### Exercise details:
Find all the lines in the entries below that hold the word "category" and copy them.

### Provided data:
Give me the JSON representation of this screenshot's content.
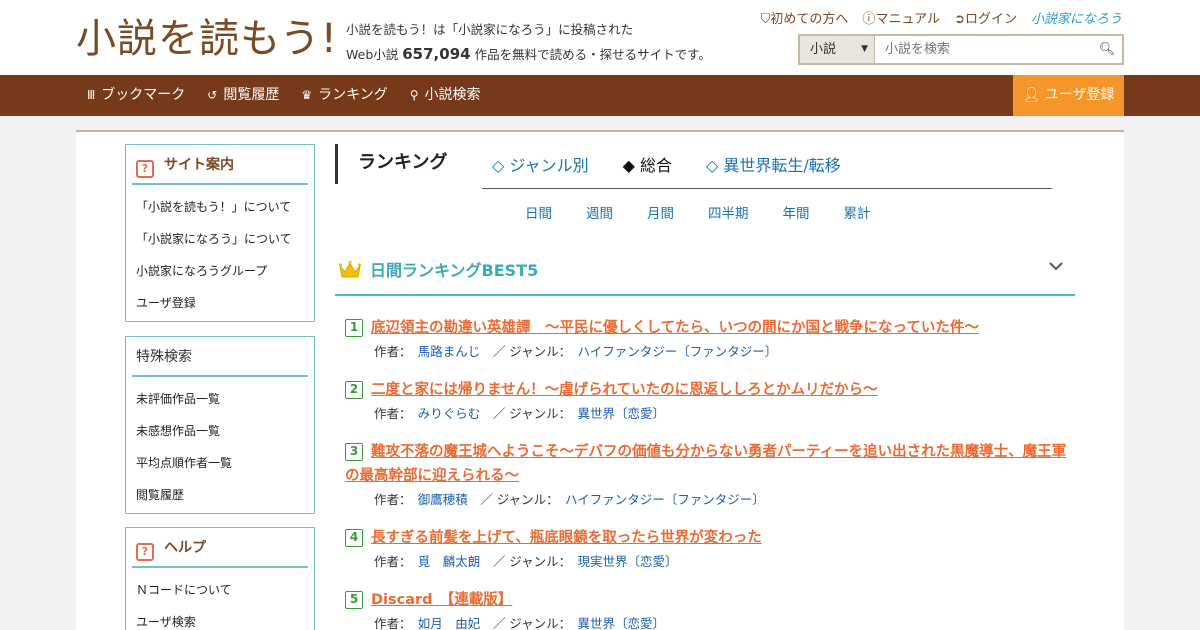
{
  "header": {
    "logo": "小説を読もう!",
    "tagline_line1": "小説を読もう！は「小説家になろう」に投稿された",
    "tagline_prefix": "Web小説",
    "work_count": "657,094",
    "tagline_suffix": "作品を無料で読める・探せるサイトです。",
    "links": [
      "初めての方へ",
      "マニュアル",
      "ログイン"
    ],
    "brand_link": "小説家になろう",
    "search": {
      "category": "小説",
      "placeholder": "小説を検索"
    }
  },
  "nav": {
    "items": [
      "ブックマーク",
      "閲覧履歴",
      "ランキング",
      "小説検索"
    ],
    "signup": "ユーザ登録"
  },
  "sidebar": {
    "guide": {
      "title": "サイト案内",
      "items": [
        "「小説を読もう！」について",
        "「小説家になろう」について",
        "小説家になろうグループ",
        "ユーザ登録"
      ]
    },
    "special": {
      "title": "特殊検索",
      "items": [
        "未評価作品一覧",
        "未感想作品一覧",
        "平均点順作者一覧",
        "閲覧履歴"
      ]
    },
    "help": {
      "title": "ヘルプ",
      "items": [
        "Ｎコードについて",
        "ユーザ検索"
      ]
    }
  },
  "ranking": {
    "title": "ランキング",
    "tabs": [
      "◇ ジャンル別",
      "◆ 総合",
      "◇ 異世界転生/転移"
    ],
    "active_tab": 1,
    "periods": [
      "日間",
      "週間",
      "月間",
      "四半期",
      "年間",
      "累計"
    ],
    "best_title": "日間ランキングBEST5",
    "author_label": "作者：",
    "genre_label": "／ ジャンル：",
    "entries": [
      {
        "num": "1",
        "title": "底辺領主の勘違い英雄譚　～平民に優しくしてたら、いつの間にか国と戦争になっていた件～",
        "author": "馬路まんじ",
        "genre": "ハイファンタジー〔ファンタジー〕"
      },
      {
        "num": "2",
        "title": "二度と家には帰りません！～虐げられていたのに恩返ししろとかムリだから～",
        "author": "みりぐらむ",
        "genre": "異世界〔恋愛〕"
      },
      {
        "num": "3",
        "title": "難攻不落の魔王城へようこそ～デバフの価値も分からない勇者パーティーを追い出された黒魔導士、魔王軍の最高幹部に迎えられる～",
        "author": "御鷹穂積",
        "genre": "ハイファンタジー〔ファンタジー〕"
      },
      {
        "num": "4",
        "title": "長すぎる前髪を上げて、瓶底眼鏡を取ったら世界が変わった",
        "author": "覓　麟太朗",
        "genre": "現実世界〔恋愛〕"
      },
      {
        "num": "5",
        "title": "Discard　【連載版】",
        "author": "如月　由妃",
        "genre": "異世界〔恋愛〕"
      }
    ]
  }
}
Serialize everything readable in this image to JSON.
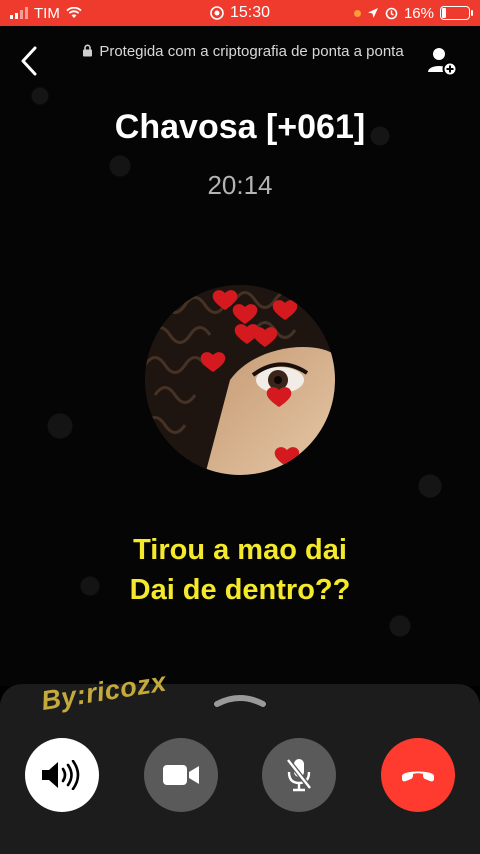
{
  "status_bar": {
    "carrier": "TIM",
    "time": "15:30",
    "battery": "16%",
    "battery_level": 0.16,
    "background_color": "#ef3b2e"
  },
  "header": {
    "back_icon": "chevron-left-icon",
    "encryption_text": "Protegida com a criptografia de ponta a ponta",
    "lock_icon": "lock-icon",
    "add_participant_icon": "add-person-icon"
  },
  "contact": {
    "name": "Chavosa [+061]",
    "call_duration": "20:14"
  },
  "overlay": {
    "caption_line_1": "Tirou a mao dai",
    "caption_line_2": "Dai de dentro??",
    "caption_color": "#f4ea2b",
    "watermark": "By:ricozx"
  },
  "controls": {
    "speaker_icon": "speaker-icon",
    "video_icon": "video-camera-icon",
    "mute_icon": "microphone-off-icon",
    "end_call_icon": "phone-hangup-icon",
    "end_call_color": "#ff3b30"
  }
}
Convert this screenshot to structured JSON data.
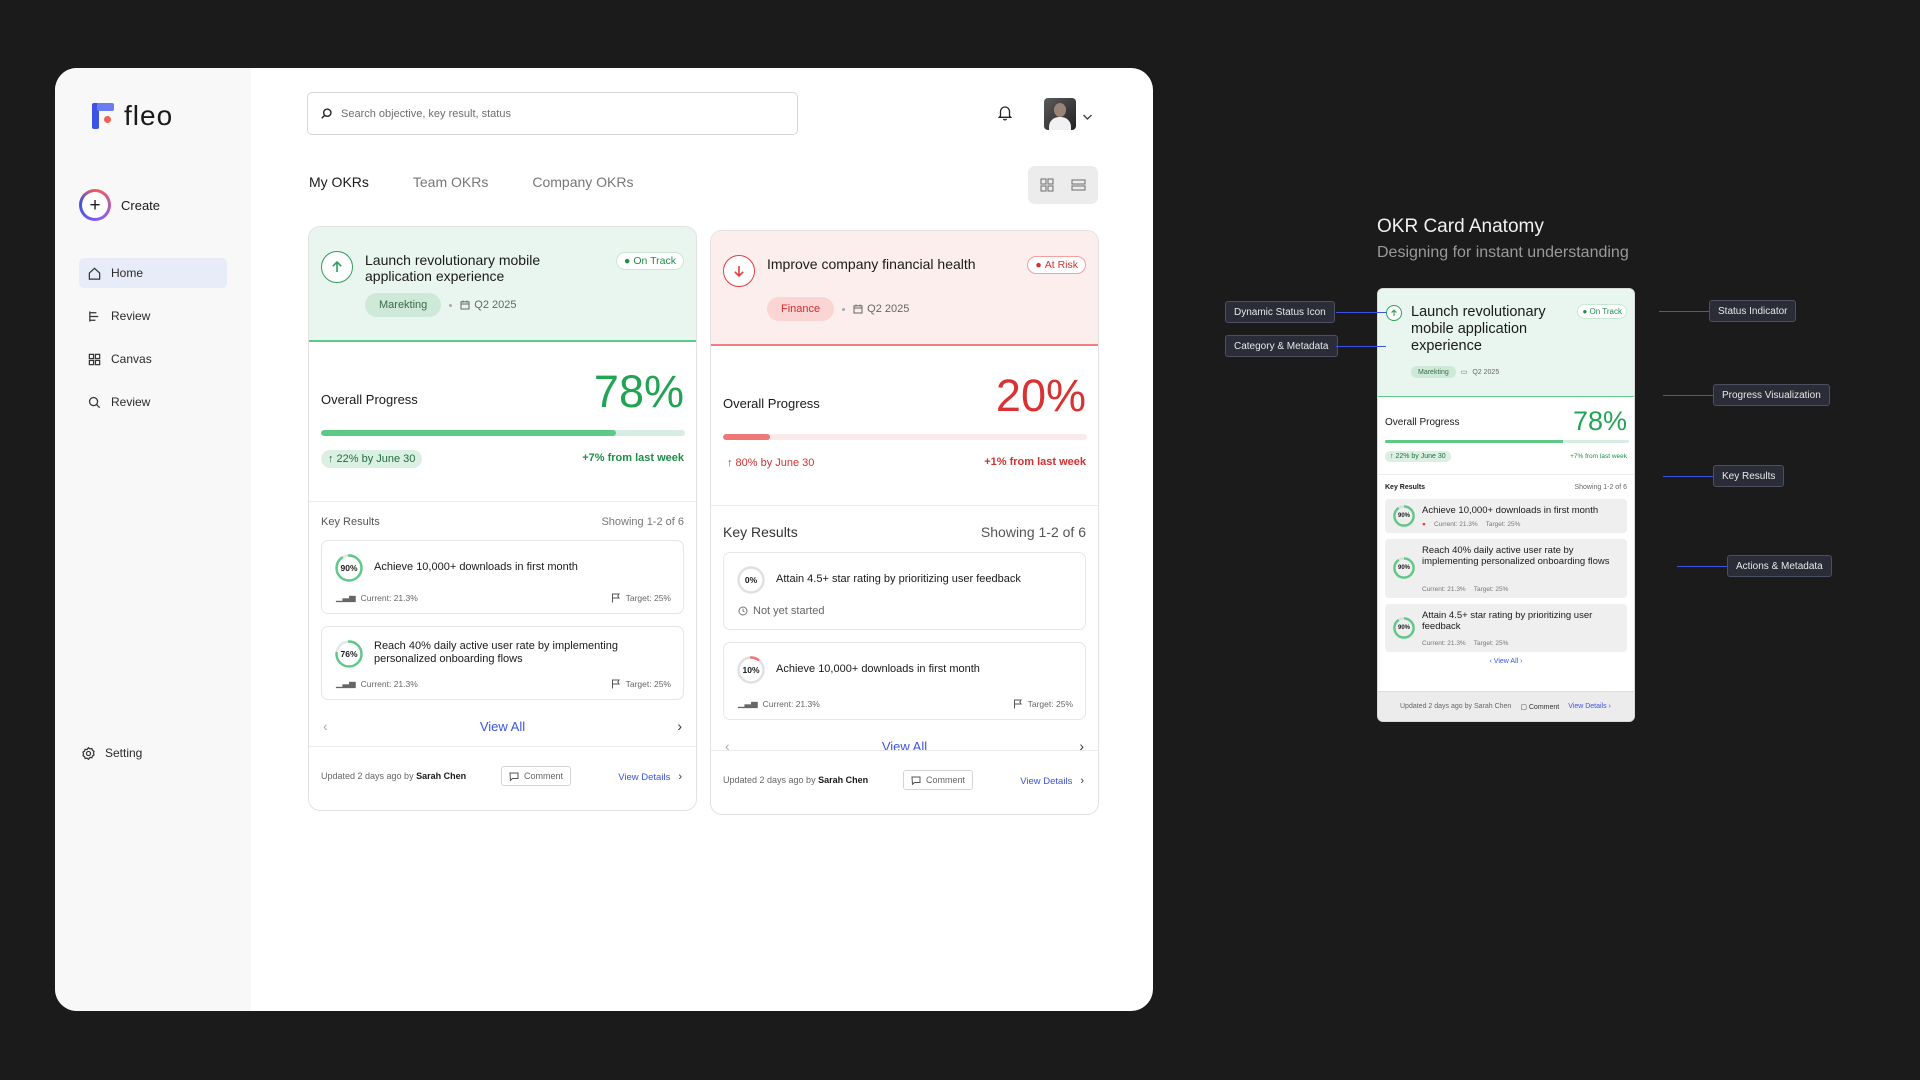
{
  "brand": {
    "name": "fleo"
  },
  "sidebar": {
    "create_label": "Create",
    "items": [
      {
        "label": "Home",
        "icon": "home-icon"
      },
      {
        "label": "Review",
        "icon": "review-icon"
      },
      {
        "label": "Canvas",
        "icon": "canvas-icon"
      },
      {
        "label": "Review",
        "icon": "search-icon"
      }
    ],
    "setting_label": "Setting"
  },
  "search": {
    "placeholder": "Search objective, key result, status",
    "value": ""
  },
  "tabs": [
    {
      "label": "My OKRs",
      "active": true
    },
    {
      "label": "Team OKRs",
      "active": false
    },
    {
      "label": "Company OKRs",
      "active": false
    }
  ],
  "cards": [
    {
      "title": "Launch revolutionary mobile application experience",
      "status": "On Track",
      "category": "Marekting",
      "quarter": "Q2 2025",
      "progress_label": "Overall Progress",
      "progress_pct": "78%",
      "progress_fraction": 0.81,
      "goal_note": "22% by June 30",
      "delta": "+7% from last week",
      "kr_title": "Key Results",
      "kr_count": "Showing 1-2 of 6",
      "key_results": [
        {
          "ring": "90%",
          "fraction": 0.9,
          "text": "Achieve 10,000+ downloads in first month",
          "current": "Current: 21.3%",
          "target": "Target: 25%"
        },
        {
          "ring": "76%",
          "fraction": 0.76,
          "text": "Reach 40% daily active user rate by implementing personalized onboarding flows",
          "current": "Current: 21.3%",
          "target": "Target: 25%"
        }
      ],
      "view_all": "View All",
      "updated_prefix": "Updated 2 days ago by",
      "updated_by": "Sarah Chen",
      "comment": "Comment",
      "view_details": "View Details"
    },
    {
      "title": "Improve company financial health",
      "status": "At Risk",
      "category": "Finance",
      "quarter": "Q2 2025",
      "progress_label": "Overall Progress",
      "progress_pct": "20%",
      "progress_fraction": 0.13,
      "goal_note": "80% by June 30",
      "delta": "+1% from last week",
      "kr_title": "Key Results",
      "kr_count": "Showing 1-2 of 6",
      "key_results": [
        {
          "ring": "0%",
          "fraction": 0,
          "text": "Attain 4.5+ star rating by prioritizing user feedback",
          "status": "Not yet started"
        },
        {
          "ring": "10%",
          "fraction": 0.1,
          "text": "Achieve 10,000+ downloads in first month",
          "current": "Current: 21.3%",
          "target": "Target: 25%"
        }
      ],
      "view_all": "View All",
      "updated_prefix": "Updated 2 days ago by",
      "updated_by": "Sarah Chen",
      "comment": "Comment",
      "view_details": "View Details"
    }
  ],
  "anatomy": {
    "title": "OKR Card Anatomy",
    "subtitle": "Designing for instant understanding",
    "card": {
      "title": "Launch revolutionary mobile application experience",
      "status": "On Track",
      "category": "Marekting",
      "quarter": "Q2 2025",
      "progress_label": "Overall Progress",
      "progress_pct": "78%",
      "progress_fraction": 0.73,
      "goal_note": "22% by June 30",
      "delta": "+7% from last week",
      "kr_title": "Key Results",
      "kr_count": "Showing 1-2 of 6",
      "key_results": [
        {
          "ring": "90%",
          "text": "Achieve 10,000+ downloads in first month",
          "current": "Current: 21.3%",
          "target": "Target: 25%"
        },
        {
          "ring": "90%",
          "text": "Reach 40% daily active user rate by implementing personalized onboarding flows",
          "current": "Current: 21.3%",
          "target": "Target: 25%"
        },
        {
          "ring": "90%",
          "text": "Attain 4.5+ star rating by prioritizing user feedback",
          "current": "Current: 21.3%",
          "target": "Target: 25%"
        }
      ],
      "view_all": "View All",
      "updated": "Updated 2 days ago by Sarah Chen",
      "comment": "Comment",
      "view_details": "View Details"
    },
    "labels": {
      "status_icon": "Dynamic Status Icon",
      "category": "Category & Metadata",
      "status_indicator": "Status Indicator",
      "progress": "Progress Visualization",
      "key_results": "Key Results",
      "actions": "Actions & Metadata"
    }
  },
  "colors": {
    "accent": "#3b54e4",
    "on_track": "#22a455",
    "at_risk": "#d93232",
    "background": "#1b1b1b"
  }
}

### Solution:
      "category": "小説",
      "category": "Marekting",
      "category": "Finance",
      "category": "Marekting",
      "category": "Category & Metadata",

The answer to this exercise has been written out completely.